According to Neff, we’ve gendered these two life force energies, and we value one more than the other, which hurts both men and women. “We give all the power to the fierceness and belittle the tenderness because one is considered more powerful and valued than the other. But we need both sides—the fierceness and the tenderness—and they need to be integrated. For example, some people—men in particular—believe self-compassion is a female thing; therefore, it’s weak and less valuable. That belief comes from our patriarchal society. On the other hand, women have remained silent because they have been afraid to speak up, although more women are saying, ‘We aren’t going to take this anymore.’ That’s fierce self-compassion. Women don’t have to be afraid or ashamed of their anger. It’s a gift. We don’t want to be out of control or let it loose. We need to be mindful with it, but it’s something to be proud of because of the incredible energy it gives us. It has enabled us to be accomplished and break new ground. Both types of self-compassion go to the same place: how women can be more fierce and men, more tender.”
The Tools Of Self-Compassion

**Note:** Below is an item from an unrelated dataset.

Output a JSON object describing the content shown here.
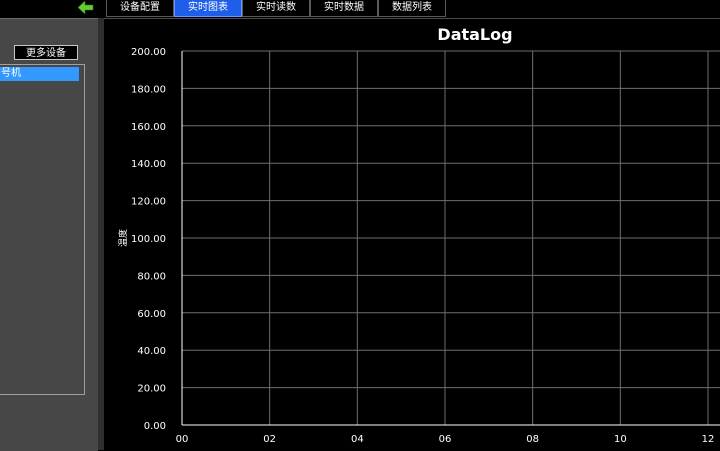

Self-compassion is a tool for career success AND failure, Neff explained. “It helps us gain success, and it helps us deal with failure, which helps us succeed. The way you grow and learn is by dealing productively with failure. If you go into shame mode after failure, it disallows you to look at and learn from your failures. It’s not going to allow you to grow or take risks. You can be vulnerable, learn and grow if you have your own back with self-compassion: ‘If I blow it and people ridicule me, I’ll be okay because the bottom line is I’ll be there for myself.’”
Neff also had advice on how to be an effective leader in the workplace: “It’s no longer okay to dominate people. It’s important to learn to develop meaningful connection with employees, to listen and relate in a way that communicates care,” she said. “We know compassionate leaders are more respected by their employees. When we use both sides of self-compassion, we are more likely to excel. The tender allows us to accept ourselves just as we are. It’s okay to be imperfect. But the fierce side encourages us like a good coach: ‘I really care about you, so how can we grow and change and learn and do better next time?’”
These are more than just good ideas, Neff said. They are good skills to learn and grow as a leader and take whatever risks you need to take. These are life skills—tools that can be learned and developed. Corporate leaders often confuse being supportive with being complacent. “Complacency isn’t self-compassionate,” she said. “And it doesn’t alleviate suffering. Kind, supportive, encouraging, clear-sighted, open-minded compassion does help motivation. Imagine how much more people can achieve if they’re more supportive of themselves.”